# [Records for processing]
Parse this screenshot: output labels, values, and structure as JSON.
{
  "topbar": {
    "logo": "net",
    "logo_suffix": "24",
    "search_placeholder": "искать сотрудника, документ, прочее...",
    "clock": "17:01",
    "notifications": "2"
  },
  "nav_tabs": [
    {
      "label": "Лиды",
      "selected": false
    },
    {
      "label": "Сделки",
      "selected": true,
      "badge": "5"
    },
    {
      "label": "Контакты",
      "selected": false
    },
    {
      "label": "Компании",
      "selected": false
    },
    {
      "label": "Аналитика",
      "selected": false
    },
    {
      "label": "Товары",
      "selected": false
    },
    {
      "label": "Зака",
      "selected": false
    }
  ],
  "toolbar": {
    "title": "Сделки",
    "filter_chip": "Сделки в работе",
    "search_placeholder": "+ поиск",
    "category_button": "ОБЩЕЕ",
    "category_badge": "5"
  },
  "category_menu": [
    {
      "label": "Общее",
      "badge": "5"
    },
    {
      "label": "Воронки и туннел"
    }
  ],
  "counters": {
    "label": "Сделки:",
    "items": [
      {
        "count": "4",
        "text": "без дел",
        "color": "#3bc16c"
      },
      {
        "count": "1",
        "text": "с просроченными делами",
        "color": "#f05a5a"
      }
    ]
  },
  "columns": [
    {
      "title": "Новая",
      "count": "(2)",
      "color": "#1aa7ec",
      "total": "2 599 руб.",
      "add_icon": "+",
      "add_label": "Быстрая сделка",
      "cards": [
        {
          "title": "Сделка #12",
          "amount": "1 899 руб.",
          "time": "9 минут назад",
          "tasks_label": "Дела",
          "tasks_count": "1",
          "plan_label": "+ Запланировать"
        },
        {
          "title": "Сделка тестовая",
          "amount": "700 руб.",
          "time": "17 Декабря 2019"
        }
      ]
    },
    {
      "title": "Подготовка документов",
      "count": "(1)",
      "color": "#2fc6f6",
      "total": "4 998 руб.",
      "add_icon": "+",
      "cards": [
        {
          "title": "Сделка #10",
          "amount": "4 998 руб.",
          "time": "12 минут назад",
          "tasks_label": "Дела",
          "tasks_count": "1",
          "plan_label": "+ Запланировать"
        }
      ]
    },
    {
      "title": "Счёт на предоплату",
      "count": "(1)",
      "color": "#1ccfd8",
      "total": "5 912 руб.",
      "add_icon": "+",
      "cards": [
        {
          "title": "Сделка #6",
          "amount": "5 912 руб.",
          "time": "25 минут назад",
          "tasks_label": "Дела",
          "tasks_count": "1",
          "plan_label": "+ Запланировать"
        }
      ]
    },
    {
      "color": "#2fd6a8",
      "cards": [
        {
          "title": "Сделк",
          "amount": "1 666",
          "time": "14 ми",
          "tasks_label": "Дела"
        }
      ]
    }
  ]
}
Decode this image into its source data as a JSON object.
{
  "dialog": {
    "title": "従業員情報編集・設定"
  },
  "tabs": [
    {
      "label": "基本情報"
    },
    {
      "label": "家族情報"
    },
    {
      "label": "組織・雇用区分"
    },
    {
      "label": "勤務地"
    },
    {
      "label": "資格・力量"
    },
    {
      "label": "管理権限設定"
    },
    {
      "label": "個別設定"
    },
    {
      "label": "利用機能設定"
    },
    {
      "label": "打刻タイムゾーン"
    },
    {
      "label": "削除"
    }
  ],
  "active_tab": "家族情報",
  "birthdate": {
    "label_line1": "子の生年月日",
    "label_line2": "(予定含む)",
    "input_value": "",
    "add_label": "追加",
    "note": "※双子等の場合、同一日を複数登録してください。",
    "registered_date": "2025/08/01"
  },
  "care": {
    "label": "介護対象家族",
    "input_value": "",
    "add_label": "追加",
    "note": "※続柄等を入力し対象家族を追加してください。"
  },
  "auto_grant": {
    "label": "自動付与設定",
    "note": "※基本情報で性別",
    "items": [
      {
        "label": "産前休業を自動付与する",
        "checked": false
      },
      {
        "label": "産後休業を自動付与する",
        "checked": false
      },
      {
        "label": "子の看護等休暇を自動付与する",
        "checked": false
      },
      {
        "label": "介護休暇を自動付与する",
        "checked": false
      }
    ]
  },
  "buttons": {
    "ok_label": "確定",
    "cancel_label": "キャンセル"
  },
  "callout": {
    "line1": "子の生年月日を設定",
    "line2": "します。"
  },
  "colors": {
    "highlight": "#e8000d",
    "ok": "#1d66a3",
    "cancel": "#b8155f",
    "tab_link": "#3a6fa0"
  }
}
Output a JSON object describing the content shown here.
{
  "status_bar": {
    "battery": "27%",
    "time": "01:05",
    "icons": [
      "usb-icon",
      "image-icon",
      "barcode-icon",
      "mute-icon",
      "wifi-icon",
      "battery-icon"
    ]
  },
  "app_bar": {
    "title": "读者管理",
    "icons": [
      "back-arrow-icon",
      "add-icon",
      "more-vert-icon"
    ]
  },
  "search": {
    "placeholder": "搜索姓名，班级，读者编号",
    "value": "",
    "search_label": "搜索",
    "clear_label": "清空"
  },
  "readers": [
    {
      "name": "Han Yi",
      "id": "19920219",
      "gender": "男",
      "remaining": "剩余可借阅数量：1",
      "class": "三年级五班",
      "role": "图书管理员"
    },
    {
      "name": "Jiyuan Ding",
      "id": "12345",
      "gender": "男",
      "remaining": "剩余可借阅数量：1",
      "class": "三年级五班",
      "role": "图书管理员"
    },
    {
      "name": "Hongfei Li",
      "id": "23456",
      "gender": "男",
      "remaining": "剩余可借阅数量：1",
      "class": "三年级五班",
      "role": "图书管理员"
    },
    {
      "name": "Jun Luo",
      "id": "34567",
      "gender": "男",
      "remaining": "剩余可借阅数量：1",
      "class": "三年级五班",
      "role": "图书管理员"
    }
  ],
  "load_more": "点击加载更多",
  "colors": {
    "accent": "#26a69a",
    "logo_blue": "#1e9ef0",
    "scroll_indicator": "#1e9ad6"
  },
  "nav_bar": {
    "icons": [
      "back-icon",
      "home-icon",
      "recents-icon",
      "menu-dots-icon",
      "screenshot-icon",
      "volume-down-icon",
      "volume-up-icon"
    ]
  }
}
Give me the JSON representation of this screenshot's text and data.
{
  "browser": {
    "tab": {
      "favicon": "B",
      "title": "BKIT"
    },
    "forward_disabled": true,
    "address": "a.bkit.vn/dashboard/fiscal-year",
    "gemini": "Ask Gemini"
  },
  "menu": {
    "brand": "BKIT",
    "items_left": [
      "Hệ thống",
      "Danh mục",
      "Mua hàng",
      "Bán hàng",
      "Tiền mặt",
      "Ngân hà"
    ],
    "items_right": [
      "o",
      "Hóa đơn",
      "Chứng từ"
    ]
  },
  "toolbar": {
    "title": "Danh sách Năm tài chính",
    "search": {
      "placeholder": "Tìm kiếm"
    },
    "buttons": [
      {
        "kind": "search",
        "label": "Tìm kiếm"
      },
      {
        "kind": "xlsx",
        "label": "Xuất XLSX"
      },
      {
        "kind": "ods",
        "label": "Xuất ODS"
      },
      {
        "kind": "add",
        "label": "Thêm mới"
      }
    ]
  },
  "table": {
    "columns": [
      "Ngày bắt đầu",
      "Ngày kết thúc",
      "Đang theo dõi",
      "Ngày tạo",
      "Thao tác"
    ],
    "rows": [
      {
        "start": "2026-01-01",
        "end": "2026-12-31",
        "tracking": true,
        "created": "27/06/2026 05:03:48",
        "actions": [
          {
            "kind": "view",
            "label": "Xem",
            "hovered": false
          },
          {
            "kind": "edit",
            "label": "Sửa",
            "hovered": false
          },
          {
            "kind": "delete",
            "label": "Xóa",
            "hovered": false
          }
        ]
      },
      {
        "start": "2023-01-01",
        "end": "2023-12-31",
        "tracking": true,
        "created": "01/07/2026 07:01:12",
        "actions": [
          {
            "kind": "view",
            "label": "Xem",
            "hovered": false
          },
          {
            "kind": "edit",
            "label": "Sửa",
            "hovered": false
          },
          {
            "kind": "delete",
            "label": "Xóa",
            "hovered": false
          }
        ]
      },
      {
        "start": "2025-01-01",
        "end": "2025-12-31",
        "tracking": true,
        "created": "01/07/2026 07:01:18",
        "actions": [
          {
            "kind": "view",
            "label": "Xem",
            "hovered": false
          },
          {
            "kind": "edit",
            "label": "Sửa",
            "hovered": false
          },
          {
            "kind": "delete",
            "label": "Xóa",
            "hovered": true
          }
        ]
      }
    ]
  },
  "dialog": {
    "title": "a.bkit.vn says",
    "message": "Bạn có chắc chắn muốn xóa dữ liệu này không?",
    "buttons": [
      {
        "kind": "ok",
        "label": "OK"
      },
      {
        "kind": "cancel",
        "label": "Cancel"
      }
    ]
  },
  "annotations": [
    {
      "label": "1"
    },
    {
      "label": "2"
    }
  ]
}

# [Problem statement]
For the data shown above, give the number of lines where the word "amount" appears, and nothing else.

# [Response to this exercise]
5